By century’s end, the author thinks we’ll have an answer to this question. But what kind of answer?

a half of a white planet on the right side against a black background
Saturn’s moon Enceladus, captured here after a close pass by the Cassini spacecraft in 2008, is a prime target in our search for beyond-Earth life.
NASA / JPL / Space Science Institute

Over the 80 years in which Sky & Telescope has been informing us about the universe and those who explore it, scientific and popular beliefs about extraterrestrial life have fluctuated between grim and optimistic.

Before the Space Age, many scientists were naively confident about the prospects for life nearby. With only telescopic data to constrain our wishful thinking, it was possible, and popular, to imagine vegetation forming the seasonal “wave of darkening” on Mars or soaking up the water we thought was raining down on Venus.

In 1962, NASA’s Mariner 2 began the work — which continues today — of replacing conjecture with observation. With the first successful spacecraft visit beyond the Earth/Moon system, it showed conclusively that the surface of Venus was too hot for liquid water or organic life. Three years later, Mariner 4 revealed a cratered “moonscape” on Mars that dampened hopes of finding the Red Planet awash in green.

Since then, we’ve been through several rounds of raised and then dashed hopes of finding nearby company. Orbiting Mars, Mariner 9 spied dried-up riverbeds. Carl Sagan and a number of colleagues convinced themselves that Martian soil organisms might be merely awaiting a splash of “chicken soup,” but their 1976 Viking life experiments came up short. 

NASA soured on Martian life, but only temporarily. Expectations that life on Mars lies just under the next rock have repeatedly risen and fallen. A “discovery” (later proven false) of chlorophyll, a hint of possible fossils in a meteorite, and perennial announcements of water and whiffs of methane all have revived hopes, at least for a little while.
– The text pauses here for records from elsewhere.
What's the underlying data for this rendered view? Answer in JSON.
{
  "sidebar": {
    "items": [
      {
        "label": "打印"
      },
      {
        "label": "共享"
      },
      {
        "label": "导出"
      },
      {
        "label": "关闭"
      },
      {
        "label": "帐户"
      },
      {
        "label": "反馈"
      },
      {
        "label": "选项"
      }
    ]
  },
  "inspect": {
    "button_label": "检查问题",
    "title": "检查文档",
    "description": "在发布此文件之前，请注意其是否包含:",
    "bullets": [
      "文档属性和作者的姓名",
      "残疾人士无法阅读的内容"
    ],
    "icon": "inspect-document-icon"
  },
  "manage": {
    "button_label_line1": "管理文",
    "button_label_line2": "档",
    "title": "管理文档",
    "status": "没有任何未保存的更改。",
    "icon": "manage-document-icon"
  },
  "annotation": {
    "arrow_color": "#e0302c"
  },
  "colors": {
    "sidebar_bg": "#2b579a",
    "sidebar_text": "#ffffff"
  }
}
Meanwhile, in the outer solar system we’ve discovered worlds that hold their oceans on the inside. Europa, Enceladus, Titan, and several other moons, even the dwarf planet Pluto — all are possible homes for aqueous life. And don’t count out Venus. As I’ve written here (S&T: Jan. 2021, p. 15), there are reasons to suspect that, despite Mariner 2’s reality check on our dreams of an Earth-like neighbor, a habitat may yet lurk in the clouds. So even if, as some of us suspect, Mars is completely dead, multiple places remain in the solar system where life-optimists can invest their hopes — if only because we haven’t really explored them yet.

But I believe that in another 80 years we’ll have the answer to “Are we alone?” The discovery could come in one of these unexplored corners of our own system. But given the sheer number of exoplanets, the odds seem good that, after we’ve carefully observed thousands of them, we’ll have found unmistakable biosignatures (S&T: May 2021, p. 34) or even technosignatures. By the time the next century arrives, I bet we’ll have identified several classes of inhabited worlds and be well on our way to a mature science of comparative astrobiology that can investigate the cosmic distribution of life. 

But what if we haven’t? It’s hard to prove a negative. Yet what if we’ve plumbed the ice-moon oceans, sifted through the Venusian clouds, and examined scores of high-resolution exoplanet spectra and found not a trace of anything swimming or breathing? Then we will be pretty far down the path of concluding that there really is something very peculiar and unique about our planet and its denizens after all. If that’s the case, then in some strange sense the universe is our responsibility.

Either way, life is precious. Let’s work toward a sustainable presence here on Earth so we can keep exploring and find out how lively our universe is.

This article originally appeared in print in the November 2021 issue of Sky & Telescope.


You must be logged in to post a comment.